However, the vast majority of the terrain is suited for beginners and intermediates. There are so many groomed cruisers here that workers who love to carve will never tire, especially around the bottom of the mountain. While the mountain is around half intermediate runs, the sheer size of the terrain means there are plenty of beginner areas too.
For experts at Park City, McConkey’s bowl is the run to conquer. It gets a lot of riders though, which means the bumps come on quickly. The highest point of Park City is Jupiter Bowl. There are some nice, steep pitches here and a lot of glade riding. If you hike around 15 minutes along the ridge, you will find Puma Bowl with a few less riders. Pinecone Bowl west of Scott’s Bowl is another place to find a bit of solitude.
Across at Canyons, Murdock Bowl is the best place to find freshies and a steeper pitch. None of these are particularly technical in terms of rocky lines.
Unfortunately, going into the backcountry is not permitted at Park City/Canyons, which limits your ability to chase fresh powder.
Average annual snowfall is 350 inches (889 cm). This is decent by Utah standards, but not as good as other major resorts such as Alta, Snowbird and Brighton which have higher elevations. The snow in Utah is widely considered among the lightest and fluffiest in the world.
How to Find a Job
Park City is owned by Vail Resorts, which is the biggest ski resort company in the US. They also own Vail, Beaver Creek, Breckenridge and Keystone (Colorado); Kirkwood, Northstar and Heavenly (California); and Perisher (Australia). Job listings are available on the Vail Resorts website at jobs.vailresortscareers.com
There are literally hundreds of jobs to choose from on Vail Resorts so have a look at Types of Jobs Available at Ski Resorts for a description of ski resort jobs. Hiring really ramps up around September each year at Park City. Once you have applied, you will be called or emailed to set up a phone interview.
Spanish is often a plus working at Park City/Canyons due to the high number of Spanish-speaking tourists. Minimum wage in Utah is $7.25 an hour and you can expect to earn around that for most entry-level jobs.
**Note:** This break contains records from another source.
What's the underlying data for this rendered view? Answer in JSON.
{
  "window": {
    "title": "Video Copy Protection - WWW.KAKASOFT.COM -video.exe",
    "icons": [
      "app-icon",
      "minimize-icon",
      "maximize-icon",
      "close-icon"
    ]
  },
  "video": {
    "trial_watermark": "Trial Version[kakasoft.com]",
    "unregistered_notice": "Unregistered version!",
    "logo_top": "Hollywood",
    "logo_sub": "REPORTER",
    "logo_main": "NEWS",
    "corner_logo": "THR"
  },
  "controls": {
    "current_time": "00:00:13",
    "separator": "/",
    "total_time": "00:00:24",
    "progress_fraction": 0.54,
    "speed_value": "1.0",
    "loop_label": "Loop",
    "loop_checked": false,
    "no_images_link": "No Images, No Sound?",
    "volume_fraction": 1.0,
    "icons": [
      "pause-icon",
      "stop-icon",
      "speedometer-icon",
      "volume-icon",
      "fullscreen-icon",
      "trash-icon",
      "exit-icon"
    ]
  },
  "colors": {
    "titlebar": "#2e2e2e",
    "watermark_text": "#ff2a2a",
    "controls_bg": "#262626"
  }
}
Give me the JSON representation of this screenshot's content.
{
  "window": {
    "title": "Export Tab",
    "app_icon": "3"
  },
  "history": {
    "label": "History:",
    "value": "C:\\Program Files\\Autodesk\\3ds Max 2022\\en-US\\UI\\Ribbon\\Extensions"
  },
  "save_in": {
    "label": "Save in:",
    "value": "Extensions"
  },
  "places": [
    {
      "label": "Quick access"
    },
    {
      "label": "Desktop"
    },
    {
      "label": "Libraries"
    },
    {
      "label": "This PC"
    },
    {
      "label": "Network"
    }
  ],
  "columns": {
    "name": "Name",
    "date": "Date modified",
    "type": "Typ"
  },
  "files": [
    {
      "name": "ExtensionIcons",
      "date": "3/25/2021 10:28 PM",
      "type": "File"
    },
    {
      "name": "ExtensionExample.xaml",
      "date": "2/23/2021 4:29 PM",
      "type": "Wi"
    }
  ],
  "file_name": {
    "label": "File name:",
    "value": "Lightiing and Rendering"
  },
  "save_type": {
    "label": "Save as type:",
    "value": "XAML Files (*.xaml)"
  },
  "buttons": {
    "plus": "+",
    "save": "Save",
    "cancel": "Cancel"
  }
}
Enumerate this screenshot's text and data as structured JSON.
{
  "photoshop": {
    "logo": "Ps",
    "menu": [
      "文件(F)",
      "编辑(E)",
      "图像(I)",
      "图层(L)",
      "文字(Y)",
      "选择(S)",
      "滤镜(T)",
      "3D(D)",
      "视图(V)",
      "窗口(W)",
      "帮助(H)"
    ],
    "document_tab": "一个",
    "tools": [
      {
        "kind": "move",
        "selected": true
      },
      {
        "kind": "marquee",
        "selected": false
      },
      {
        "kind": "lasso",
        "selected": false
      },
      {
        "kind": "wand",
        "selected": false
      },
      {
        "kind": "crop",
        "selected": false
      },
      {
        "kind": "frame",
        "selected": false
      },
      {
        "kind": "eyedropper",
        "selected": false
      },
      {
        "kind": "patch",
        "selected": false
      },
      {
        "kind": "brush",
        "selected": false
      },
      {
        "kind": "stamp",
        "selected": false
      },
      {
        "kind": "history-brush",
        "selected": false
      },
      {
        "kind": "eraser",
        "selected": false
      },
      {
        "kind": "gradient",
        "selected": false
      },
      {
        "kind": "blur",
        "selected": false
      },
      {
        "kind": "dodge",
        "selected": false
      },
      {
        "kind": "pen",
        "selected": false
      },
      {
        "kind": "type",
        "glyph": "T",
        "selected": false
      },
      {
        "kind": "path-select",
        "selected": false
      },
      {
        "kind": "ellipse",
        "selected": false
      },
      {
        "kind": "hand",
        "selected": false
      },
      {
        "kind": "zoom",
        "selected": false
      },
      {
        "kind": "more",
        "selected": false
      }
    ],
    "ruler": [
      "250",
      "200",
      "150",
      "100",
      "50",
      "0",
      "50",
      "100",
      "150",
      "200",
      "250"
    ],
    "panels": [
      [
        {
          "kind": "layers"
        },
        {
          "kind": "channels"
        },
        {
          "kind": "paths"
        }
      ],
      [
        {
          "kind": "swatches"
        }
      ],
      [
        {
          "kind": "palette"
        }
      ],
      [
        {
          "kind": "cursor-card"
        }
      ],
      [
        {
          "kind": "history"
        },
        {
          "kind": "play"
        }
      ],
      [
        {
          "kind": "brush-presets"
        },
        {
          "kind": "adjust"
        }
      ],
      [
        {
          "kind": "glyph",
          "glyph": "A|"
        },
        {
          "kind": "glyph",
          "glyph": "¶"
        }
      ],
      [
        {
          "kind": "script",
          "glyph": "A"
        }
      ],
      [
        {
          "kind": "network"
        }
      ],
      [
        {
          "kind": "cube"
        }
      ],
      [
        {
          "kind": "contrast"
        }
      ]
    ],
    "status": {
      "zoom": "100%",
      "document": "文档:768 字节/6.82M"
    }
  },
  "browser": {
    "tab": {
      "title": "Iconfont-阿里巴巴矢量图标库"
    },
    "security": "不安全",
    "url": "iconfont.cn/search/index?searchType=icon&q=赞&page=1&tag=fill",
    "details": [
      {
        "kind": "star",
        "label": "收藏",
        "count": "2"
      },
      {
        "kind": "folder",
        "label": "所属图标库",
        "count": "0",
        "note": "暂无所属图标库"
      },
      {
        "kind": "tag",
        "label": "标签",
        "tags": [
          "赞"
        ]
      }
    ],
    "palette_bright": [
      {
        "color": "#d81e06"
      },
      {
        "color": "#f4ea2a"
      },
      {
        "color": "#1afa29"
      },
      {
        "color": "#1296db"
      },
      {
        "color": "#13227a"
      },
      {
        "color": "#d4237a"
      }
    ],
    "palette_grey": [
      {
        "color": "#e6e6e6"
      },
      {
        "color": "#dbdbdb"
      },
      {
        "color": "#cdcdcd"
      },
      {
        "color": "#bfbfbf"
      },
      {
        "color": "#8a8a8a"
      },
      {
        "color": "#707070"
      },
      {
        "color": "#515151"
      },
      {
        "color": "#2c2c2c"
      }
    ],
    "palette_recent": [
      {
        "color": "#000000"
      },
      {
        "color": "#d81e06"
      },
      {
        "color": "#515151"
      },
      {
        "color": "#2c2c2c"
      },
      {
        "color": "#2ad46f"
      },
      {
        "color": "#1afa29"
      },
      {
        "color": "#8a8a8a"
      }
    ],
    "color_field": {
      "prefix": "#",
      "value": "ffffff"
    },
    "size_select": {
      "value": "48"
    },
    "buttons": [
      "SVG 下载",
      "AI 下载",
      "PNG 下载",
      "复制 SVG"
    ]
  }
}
Staff perks include a free 11-mountain ski pass (Vail Resorts), discounted retail at Vail stores, free group ski lessons, discounted food and beverage on-mountain, and industry discounts.
Finding Accommodation for the Season
Park City does not offer employee housing, however there are plenty of options in the surrounding areas of Park City, Heber, Salt Lake City, and Provo. The average cost for one bedroom will be US$550-$650 a month in a share house. You will often be required to pay first and last month’s rent and a security deposit upon signing the lease. If you choose a place in Salt Lake City, the free commuter bus is available to take you to the resort for work. There is also a free shuttle system in Park City that can get you to the Resort and around town.
It is recommended to stay in Park City given that most employees live in the area. It is a good idea to starting looking for a place before you get to Park City as housing can get very competitive.
Good places to start are:
- The Park Record (Park City’s local newspaper)
- KSL.com (Utah news)
- Mountainlands Community Housing Trust:
- Park City Winter Season Forum on Facebook
- KCPW Classifieds
- Park City Claz
- Park City OLX
If you are not able to secure housing ahead of time, make sure you also check out the housing board in the Team Building at Park City Mountain Resort when you get there.